Gleb Mamantov, internationally recognized chemist in molten salt chemistry, was born in 1931 in Kapsava, Latvia, the son of physicians Alexander V. and Elena Pribikov Mamantov. When, in 1944, the Soviets overran the Baltic States, the anti-Communist Mamantov family fled westward and lived in a displaced persons camp in Kleinkotz, Germany, from 1945 to 1949. He was eighteen years old when the family immigrated to the United States; Mamantov became a U.S. citizen in 1955.
At Louisiana State University, Mamantov earned a B.S. in 1953, a master’s degree in 1954, and a Ph.D. in 1957. In 1958 he entered the U.S. Air Force and served in rocket propulsion at Edwards Air Force Base in California. In 1961 Mamantov became an assistant professor of chemistry at the University of Tennessee; he served as department head from 1979 until his death. Mamantov edited nine books, including five volumes of Advances in Molten Salt Chemistry and Characterization of Solutes in Non-Aqueous Solvents. He authored or coauthored thirty-two book and proceedings chapters and more than one hundred publications in scientific journals. He held three patents.
His international recognition includes the Meggers Award of the Society of Applied Spectroscopy (1983). He made a trip to Latvia in 1993, where he was honored for his achievements in chemistry and made a lifetime member of the Latvian Academy of Sciences. In 1994 he received the Max Bredig Award for outstanding scientific contributions to molten salt chemistry. Mamantov was a fellow in the American Institute of Chemists and in the American Association for the Advancement of Science. He served as a consultant to the Oak Ridge National Laboratories from 1962 until his death.

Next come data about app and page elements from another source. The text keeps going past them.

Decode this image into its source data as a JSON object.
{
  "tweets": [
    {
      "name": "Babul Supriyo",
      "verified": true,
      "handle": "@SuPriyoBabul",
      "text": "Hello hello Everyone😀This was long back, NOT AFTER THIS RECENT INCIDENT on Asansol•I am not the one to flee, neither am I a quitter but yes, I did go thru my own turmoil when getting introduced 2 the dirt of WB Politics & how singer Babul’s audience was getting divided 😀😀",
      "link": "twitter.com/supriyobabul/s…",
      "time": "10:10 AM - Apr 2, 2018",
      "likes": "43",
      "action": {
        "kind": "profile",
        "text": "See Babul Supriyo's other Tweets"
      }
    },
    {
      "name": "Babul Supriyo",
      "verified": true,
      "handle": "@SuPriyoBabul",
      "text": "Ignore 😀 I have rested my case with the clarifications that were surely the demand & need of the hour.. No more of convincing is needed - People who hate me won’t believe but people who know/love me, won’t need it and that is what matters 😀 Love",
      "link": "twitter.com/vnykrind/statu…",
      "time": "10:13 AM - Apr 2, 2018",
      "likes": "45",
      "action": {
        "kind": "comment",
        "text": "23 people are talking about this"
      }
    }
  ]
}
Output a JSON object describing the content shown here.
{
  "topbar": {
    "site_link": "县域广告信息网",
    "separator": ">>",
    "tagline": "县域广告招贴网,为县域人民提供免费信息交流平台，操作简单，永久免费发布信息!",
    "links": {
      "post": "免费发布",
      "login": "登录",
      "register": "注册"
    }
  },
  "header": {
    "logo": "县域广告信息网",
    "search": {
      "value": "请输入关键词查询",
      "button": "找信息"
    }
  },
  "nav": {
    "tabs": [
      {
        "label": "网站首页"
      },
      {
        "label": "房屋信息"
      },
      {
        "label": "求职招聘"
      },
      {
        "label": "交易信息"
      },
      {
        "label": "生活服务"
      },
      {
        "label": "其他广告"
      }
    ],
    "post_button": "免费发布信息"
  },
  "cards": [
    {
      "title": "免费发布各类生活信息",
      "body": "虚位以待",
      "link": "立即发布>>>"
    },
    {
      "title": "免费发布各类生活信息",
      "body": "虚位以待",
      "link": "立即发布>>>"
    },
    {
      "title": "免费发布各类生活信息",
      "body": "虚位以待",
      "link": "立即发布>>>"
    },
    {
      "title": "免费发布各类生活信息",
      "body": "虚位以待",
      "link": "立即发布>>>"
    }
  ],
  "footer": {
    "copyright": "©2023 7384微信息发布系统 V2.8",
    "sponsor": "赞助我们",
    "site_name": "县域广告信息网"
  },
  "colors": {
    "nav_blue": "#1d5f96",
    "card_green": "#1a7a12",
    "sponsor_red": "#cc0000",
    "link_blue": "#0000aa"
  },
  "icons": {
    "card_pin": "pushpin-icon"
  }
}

Mamantov was married to Dr. Charmaine Bienvenu Mamantov, also a chemistry professor in the UT Evening School. The Mamantovs were the parents of three children. Mamantov died in 1995 at age sixty-three.